> What to work on: Considering only lines that hold the word "text", report how many there are in the listing below, as a single number.

> Data provided:
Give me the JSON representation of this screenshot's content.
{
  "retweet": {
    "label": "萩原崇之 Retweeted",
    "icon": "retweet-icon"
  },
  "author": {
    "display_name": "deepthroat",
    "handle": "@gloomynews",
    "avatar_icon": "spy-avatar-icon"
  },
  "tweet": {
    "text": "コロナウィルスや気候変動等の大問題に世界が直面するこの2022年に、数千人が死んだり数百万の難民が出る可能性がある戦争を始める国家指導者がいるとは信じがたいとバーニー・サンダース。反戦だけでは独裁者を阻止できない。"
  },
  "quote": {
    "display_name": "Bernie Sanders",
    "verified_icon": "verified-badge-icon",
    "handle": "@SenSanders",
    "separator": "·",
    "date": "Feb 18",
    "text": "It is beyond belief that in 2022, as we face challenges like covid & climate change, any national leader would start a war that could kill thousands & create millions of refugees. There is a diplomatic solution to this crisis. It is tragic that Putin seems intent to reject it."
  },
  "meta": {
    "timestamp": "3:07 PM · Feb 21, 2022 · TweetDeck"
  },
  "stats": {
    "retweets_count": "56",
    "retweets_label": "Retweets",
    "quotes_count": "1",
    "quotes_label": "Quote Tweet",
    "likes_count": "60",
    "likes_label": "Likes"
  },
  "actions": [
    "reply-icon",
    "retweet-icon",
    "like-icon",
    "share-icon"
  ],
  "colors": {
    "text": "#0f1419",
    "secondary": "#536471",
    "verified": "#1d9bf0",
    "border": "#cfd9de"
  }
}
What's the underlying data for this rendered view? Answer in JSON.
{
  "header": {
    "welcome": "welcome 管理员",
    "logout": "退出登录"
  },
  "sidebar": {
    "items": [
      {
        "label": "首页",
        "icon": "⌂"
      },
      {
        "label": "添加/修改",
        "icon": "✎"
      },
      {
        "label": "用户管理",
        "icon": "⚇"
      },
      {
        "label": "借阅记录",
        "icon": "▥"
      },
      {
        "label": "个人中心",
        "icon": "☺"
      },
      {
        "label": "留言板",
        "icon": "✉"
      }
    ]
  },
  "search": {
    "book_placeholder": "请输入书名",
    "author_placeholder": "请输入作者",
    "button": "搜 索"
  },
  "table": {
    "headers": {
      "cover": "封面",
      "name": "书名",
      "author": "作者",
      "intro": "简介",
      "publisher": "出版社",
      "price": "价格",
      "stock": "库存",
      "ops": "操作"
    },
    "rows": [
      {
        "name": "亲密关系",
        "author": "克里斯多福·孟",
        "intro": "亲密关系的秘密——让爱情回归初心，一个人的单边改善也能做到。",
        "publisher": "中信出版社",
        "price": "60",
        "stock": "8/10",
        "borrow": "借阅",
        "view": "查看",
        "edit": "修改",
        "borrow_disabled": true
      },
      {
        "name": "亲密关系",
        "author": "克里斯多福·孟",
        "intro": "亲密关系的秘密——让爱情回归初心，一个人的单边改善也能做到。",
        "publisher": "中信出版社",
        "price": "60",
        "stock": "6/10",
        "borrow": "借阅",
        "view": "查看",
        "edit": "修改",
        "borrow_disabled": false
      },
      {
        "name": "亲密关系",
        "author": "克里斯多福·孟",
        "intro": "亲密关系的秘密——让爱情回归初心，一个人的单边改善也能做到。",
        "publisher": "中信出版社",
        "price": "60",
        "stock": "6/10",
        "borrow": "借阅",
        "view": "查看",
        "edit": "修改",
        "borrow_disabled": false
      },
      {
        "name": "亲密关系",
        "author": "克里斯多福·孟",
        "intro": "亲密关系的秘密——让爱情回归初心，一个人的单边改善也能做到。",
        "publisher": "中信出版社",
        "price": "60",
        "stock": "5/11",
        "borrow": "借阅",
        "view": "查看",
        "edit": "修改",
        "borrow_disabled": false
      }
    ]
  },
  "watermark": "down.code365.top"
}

> Solution: 3